WHAT IS REQUIRED:
Your job is to copy every record exactly.

THE DATA:
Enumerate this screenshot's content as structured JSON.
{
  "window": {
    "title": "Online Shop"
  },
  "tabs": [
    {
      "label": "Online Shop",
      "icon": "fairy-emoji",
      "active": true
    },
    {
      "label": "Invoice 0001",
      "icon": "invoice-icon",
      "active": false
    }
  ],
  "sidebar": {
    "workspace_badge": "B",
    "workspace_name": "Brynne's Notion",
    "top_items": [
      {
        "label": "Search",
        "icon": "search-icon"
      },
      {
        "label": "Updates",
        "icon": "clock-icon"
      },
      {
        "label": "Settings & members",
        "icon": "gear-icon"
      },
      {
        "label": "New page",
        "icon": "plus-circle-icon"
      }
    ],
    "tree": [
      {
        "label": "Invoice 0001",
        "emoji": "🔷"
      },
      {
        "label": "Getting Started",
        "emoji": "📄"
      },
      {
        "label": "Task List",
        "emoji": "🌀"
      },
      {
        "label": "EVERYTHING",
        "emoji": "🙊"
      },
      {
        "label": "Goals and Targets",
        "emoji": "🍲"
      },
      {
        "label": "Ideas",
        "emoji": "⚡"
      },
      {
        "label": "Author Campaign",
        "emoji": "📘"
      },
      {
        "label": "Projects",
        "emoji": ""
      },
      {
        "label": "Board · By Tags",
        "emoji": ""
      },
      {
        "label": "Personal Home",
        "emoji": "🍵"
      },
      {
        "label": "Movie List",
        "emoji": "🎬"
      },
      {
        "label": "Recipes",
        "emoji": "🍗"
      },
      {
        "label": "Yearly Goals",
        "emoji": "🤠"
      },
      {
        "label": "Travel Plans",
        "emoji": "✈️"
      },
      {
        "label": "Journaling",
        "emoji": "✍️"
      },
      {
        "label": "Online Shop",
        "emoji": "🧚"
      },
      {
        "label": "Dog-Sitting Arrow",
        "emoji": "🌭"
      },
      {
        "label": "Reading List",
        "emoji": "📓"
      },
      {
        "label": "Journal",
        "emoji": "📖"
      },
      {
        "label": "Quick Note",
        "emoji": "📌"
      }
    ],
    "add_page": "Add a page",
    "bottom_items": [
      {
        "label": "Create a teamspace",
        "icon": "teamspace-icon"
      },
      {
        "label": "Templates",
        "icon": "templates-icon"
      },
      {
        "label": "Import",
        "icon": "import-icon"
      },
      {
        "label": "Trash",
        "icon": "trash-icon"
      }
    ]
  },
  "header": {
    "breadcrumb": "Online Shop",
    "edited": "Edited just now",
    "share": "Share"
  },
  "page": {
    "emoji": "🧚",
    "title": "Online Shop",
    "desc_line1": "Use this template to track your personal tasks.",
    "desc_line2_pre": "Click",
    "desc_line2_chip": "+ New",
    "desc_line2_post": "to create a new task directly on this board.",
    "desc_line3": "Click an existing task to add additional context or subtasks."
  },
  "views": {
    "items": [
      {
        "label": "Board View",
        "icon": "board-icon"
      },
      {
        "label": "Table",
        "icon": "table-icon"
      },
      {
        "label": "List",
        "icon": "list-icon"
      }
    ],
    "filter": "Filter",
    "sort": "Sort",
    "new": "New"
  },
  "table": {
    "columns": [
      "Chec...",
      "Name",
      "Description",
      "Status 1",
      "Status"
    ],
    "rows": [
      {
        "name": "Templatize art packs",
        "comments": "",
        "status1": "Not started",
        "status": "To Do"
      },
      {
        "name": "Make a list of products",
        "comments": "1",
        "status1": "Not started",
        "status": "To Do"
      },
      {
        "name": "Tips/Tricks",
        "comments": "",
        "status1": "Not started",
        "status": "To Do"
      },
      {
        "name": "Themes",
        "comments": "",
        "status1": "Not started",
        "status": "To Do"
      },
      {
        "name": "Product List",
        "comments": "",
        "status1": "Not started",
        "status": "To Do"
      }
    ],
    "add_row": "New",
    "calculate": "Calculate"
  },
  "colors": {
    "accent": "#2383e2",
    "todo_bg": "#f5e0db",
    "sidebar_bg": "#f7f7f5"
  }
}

RESPONSE AREA:
Enumerate this screenshot's content as structured JSON.
{
  "window": {
    "title": "Online Shop"
  },
  "tabs": [
    {
      "label": "Online Shop",
      "icon": "fairy-emoji",
      "active": true
    },
    {
      "label": "Invoice 0001",
      "icon": "invoice-icon",
      "active": false
    }
  ],
  "sidebar": {
    "workspace_badge": "B",
    "workspace_name": "Brynne's Notion",
    "top_items": [
      {
        "label": "Search",
        "icon": "search-icon"
      },
      {
        "label": "Updates",
        "icon": "clock-icon"
      },
      {
        "label": "Settings & members",
        "icon": "gear-icon"
      },
      {
        "label": "New page",
        "icon": "plus-circle-icon"
      }
    ],
    "tree": [
      {
        "label": "Invoice 0001",
        "emoji": "🔷"
      },
      {
        "label": "Getting Started",
        "emoji": "📄"
      },
      {
        "label": "Task List",
        "emoji": "🌀"
      },
      {
        "label": "EVERYTHING",
        "emoji": "🙊"
      },
      {
        "label": "Goals and Targets",
        "emoji": "🍲"
      },
      {
        "label": "Ideas",
        "emoji": "⚡"
      },
      {
        "label": "Author Campaign",
        "emoji": "📘"
      },
      {
        "label": "Projects",
        "emoji": ""
      },
      {
        "label": "Board · By Tags",
        "emoji": ""
      },
      {
        "label": "Personal Home",
        "emoji": "🍵"
      },
      {
        "label": "Movie List",
        "emoji": "🎬"
      },
      {
        "label": "Recipes",
        "emoji": "🍗"
      },
      {
        "label": "Yearly Goals",
        "emoji": "🤠"
      },
      {
        "label": "Travel Plans",
        "emoji": "✈️"
      },
      {
        "label": "Journaling",
        "emoji": "✍️"
      },
      {
        "label": "Online Shop",
        "emoji": "🧚"
      },
      {
        "label": "Dog-Sitting Arrow",
        "emoji": "🌭"
      },
      {
        "label": "Reading List",
        "emoji": "📓"
      },
      {
        "label": "Journal",
        "emoji": "📖"
      },
      {
        "label": "Quick Note",
        "emoji": "📌"
      }
    ],
    "add_page": "Add a page",
    "bottom_items": [
      {
        "label": "Create a teamspace",
        "icon": "teamspace-icon"
      },
      {
        "label": "Templates",
        "icon": "templates-icon"
      },
      {
        "label": "Import",
        "icon": "import-icon"
      },
      {
        "label": "Trash",
        "icon": "trash-icon"
      }
    ]
  },
  "header": {
    "breadcrumb": "Online Shop",
    "edited": "Edited just now",
    "share": "Share"
  },
  "page": {
    "emoji": "🧚",
    "title": "Online Shop",
    "desc_line1": "Use this template to track your personal tasks.",
    "desc_line2_pre": "Click",
    "desc_line2_chip": "+ New",
    "desc_line2_post": "to create a new task directly on this board.",
    "desc_line3": "Click an existing task to add additional context or subtasks."
  },
  "views": {
    "items": [
      {
        "label": "Board View",
        "icon": "board-icon"
      },
      {
        "label": "Table",
        "icon": "table-icon"
      },
      {
        "label": "List",
        "icon": "list-icon"
      }
    ],
    "filter": "Filter",
    "sort": "Sort",
    "new": "New"
  },
  "table": {
    "columns": [
      "Chec...",
      "Name",
      "Description",
      "Status 1",
      "Status"
    ],
    "rows": [
      {
        "name": "Templatize art packs",
        "comments": "",
        "status1": "Not started",
        "status": "To Do"
      },
      {
        "name": "Make a list of products",
        "comments": "1",
        "status1": "Not started",
        "status": "To Do"
      },
      {
        "name": "Tips/Tricks",
        "comments": "",
        "status1": "Not started",
        "status": "To Do"
      },
      {
        "name": "Themes",
        "comments": "",
        "status1": "Not started",
        "status": "To Do"
      },
      {
        "name": "Product List",
        "comments": "",
        "status1": "Not started",
        "status": "To Do"
      }
    ],
    "add_row": "New",
    "calculate": "Calculate"
  },
  "colors": {
    "accent": "#2383e2",
    "todo_bg": "#f5e0db",
    "sidebar_bg": "#f7f7f5"
  }
}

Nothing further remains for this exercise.